At the start of 2016-17, the CCG’s headcount was 512 whole time equivalents. It now stands at 464.

Mr Dowell said: “The move away from PbR has definitely allowed us not only to focus people on stuff around delivering best value while servicing demand, but also allowed us to reduce headcount in finance and contracting and business intelligence that are more aligned to just operating PbR.

“Because you have broken the direct link between activity and payment, there’s less bureaucracy on the CCG end of that.”

He added: “Bringing the CCGs together has erased duplications.”

Delivering the merger

However, the road to merging the two CCGs was not smooth. South Devon and Torbay GPs initially voted against a merger (14-12 with two abstentions) in September last year.

Their concerns were primarily about losing influence by becoming part of a bigger CCG and the organisation’s financial problems.

Mr Dowell acknowledged the CCG “didn’t do enough engagement early on” with the South Devon GPs about the merger, but added it was approved by “quite a clear majority” after governing body members visited the GPs with concerns.
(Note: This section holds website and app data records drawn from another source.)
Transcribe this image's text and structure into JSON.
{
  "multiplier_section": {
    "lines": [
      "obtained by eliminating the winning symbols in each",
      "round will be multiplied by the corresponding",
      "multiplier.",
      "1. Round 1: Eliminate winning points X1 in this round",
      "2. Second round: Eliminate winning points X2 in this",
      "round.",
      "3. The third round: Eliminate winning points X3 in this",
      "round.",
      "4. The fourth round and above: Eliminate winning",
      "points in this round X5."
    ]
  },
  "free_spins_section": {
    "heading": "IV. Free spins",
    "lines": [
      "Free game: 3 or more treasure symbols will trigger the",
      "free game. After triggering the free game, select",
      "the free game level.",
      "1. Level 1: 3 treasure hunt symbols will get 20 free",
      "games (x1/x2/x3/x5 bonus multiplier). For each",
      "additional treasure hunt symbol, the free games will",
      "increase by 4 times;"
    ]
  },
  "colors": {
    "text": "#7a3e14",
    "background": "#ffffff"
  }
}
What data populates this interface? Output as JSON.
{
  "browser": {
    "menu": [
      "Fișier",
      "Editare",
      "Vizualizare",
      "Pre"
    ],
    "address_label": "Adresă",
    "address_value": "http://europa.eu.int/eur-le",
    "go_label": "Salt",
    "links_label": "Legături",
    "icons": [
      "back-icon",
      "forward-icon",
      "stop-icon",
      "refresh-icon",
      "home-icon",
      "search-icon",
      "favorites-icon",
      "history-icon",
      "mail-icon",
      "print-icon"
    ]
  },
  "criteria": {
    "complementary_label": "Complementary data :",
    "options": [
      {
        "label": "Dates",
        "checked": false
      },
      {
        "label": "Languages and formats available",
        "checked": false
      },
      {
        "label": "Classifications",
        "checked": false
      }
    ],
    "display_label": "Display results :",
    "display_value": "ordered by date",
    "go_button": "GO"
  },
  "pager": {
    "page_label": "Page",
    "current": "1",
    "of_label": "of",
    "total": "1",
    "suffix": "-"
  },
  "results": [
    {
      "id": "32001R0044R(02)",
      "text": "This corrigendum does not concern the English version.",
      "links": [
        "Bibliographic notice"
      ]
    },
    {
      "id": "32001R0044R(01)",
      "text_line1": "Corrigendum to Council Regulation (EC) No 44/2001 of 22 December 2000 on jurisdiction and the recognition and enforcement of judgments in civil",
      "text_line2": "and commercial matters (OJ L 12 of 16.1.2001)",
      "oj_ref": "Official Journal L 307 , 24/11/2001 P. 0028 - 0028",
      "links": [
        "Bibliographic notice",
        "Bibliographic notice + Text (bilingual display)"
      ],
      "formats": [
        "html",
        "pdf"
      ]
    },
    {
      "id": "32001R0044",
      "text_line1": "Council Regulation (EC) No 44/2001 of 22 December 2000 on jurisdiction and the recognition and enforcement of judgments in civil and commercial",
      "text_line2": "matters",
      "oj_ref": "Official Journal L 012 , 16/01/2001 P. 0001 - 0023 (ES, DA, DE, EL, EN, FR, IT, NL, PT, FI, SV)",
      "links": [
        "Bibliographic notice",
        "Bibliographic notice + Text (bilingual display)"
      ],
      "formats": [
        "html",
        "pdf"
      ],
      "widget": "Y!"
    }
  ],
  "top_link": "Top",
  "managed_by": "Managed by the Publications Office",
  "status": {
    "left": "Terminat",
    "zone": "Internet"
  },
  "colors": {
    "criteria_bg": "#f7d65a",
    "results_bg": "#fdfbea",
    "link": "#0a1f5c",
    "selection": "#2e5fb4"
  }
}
Asked what advice Mr Dowell would give to other CCGs with large deficits, he said: “The thing that’s made the real difference here is getting everyone focused on what the real service changes are that’s required to deliver a financial improvement in your wider system.

“I’m saying this coming from a place where we have looked at integrated care; looked at what that should look like, and getting everyone in the local health system focused on what is required to make the service change so that your financial and operational equation is doable.

“It’s absolutely not about moving financial problems from one part of the system to another.” 

Three of Devon’s four acute providers have also seen an improvement in their finances since 2015-16, when comparing their surplus or deficit in that year with their forecast for 2018-19. 

Mr Dowell added: “If we were going to keep putting as much money into funding acute services growth as we had done previously then that was making the financial problem bigger not better.”

However, the acute providers are struggling to keep up with demand for services, with its four hospital trusts responsible for 461 (22.5 per cent) of England’s 2,045 year-plus patients waiting for elective treatment, according to the latest available NHS England data. 

The new CCG, which will have a budget of around £1.8bn, has been given a control total of break-even (excluding commissioner sustainability funding) for 2019-20. Mr Dowell said he hoped the CCG could start paying off its cumulative deficit through future surpluses.

Devon’s sustainability and transformation partnership is forecasting a £61m deficit. Asked when he thought the STP would break-even or deliver a surplus, Mr Dowell said it was a “forward-looking question which I can’t answer”.